For Christmas 2021, I created three wooden presents: a cutting-and-serving tray for baguette bread, an edge-grain cutting board with juice grooves for the kitchen, and finally a large coaster for those bigger pots. All three items were created using water-resistant and food-safe graded glue, and finished by either rubbing them or fully soaking them in mineral food-safe oil, followed by a rub-on food-safe wax.

     

Baguette bread cutting and serving tray

For the tray, I started with a long trunk of roughly-cut wood, and then jointed and planed it down to a smaller, perfect-square block. Then I set up my table saw for a long cove cut. I then made repeated, wide cuts across the block which dip a little bit into the bottom. The final piece was given some edges on the under side and fully sanded smooth. The tray is used as follows: place a long baguette bread in the cove, and slice it up with a knife through the slits; that way you will conveniently end up with equally-sized slices of bread.

                                     

Cutting board

There exist various types of cutting boards for the kitchen, but those that have the best life are so-called end-grain cutting boards. Such boards are better at dealing with repeated knife cuts, as a knife will now cut between grains instead of across them. I started by cutting some long strips and glueing them together in an alternating fashion, with their face grain up. These were then sliced across the grain direction, and again glued together, but this time turning every slice up to reveal the end grain, and flipping every other slice to create a checkered pattern. After jointing and planing both sides, I rounded over all sides, top and bottom. For the finishing touch, I created two juice grooves at opposites sides.

                                                         

Large coaster

To create the large coaster, I started by glueing some slices together in pairs, each time a light and a dark one.
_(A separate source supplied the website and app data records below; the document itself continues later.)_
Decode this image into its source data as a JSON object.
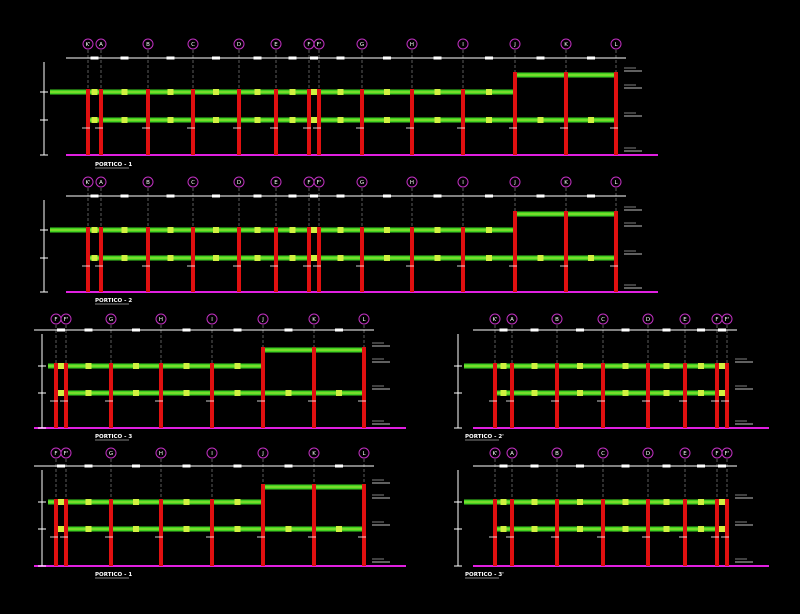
{
  "colors": {
    "background": "#000000",
    "ground": "#e020e0",
    "column": "#e01010",
    "beam": "#40d020",
    "beam_hatch": "#d0f040",
    "grid_line": "#ffffff",
    "axis_bubble": "#c030c0",
    "dimension": "#ffffff"
  },
  "frames": [
    {
      "id": "portico-1",
      "title": "PORTICO - 1",
      "axes": [
        "K'",
        "A",
        "B",
        "C",
        "D",
        "E",
        "F",
        "F'",
        "G",
        "H",
        "I",
        "J",
        "K",
        "L"
      ]
    },
    {
      "id": "portico-2",
      "title": "PORTICO - 2",
      "axes": [
        "K'",
        "A",
        "B",
        "C",
        "D",
        "E",
        "F",
        "F'",
        "G",
        "H",
        "I",
        "J",
        "K",
        "L"
      ]
    },
    {
      "id": "portico-3",
      "title": "PORTICO - 3",
      "axes": [
        "F",
        "F'",
        "G",
        "H",
        "I",
        "J",
        "K",
        "L"
      ]
    },
    {
      "id": "portico-2b",
      "title": "PORTICO - 2'",
      "axes": [
        "K'",
        "A",
        "B",
        "C",
        "D",
        "E",
        "F",
        "F'"
      ]
    },
    {
      "id": "portico-4",
      "title": "PORTICO - 1",
      "axes": [
        "F",
        "F'",
        "G",
        "H",
        "I",
        "J",
        "K",
        "L"
      ]
    },
    {
      "id": "portico-3b",
      "title": "PORTICO - 3'",
      "axes": [
        "K'",
        "A",
        "B",
        "C",
        "D",
        "E",
        "F",
        "F'"
      ]
    }
  ]
}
These were then sawn to have an equal width, after which I glued them together to form a thick board, with colours alternating between the top and bottom layers. Then, they were again sawn into slices of equal width, and glued together, each time flipping every other slice to create a checkered pattern. I then took the board once more to the table saw, this time to create a big disk. The underside was routed away to create an inset for carrying it with your fingers.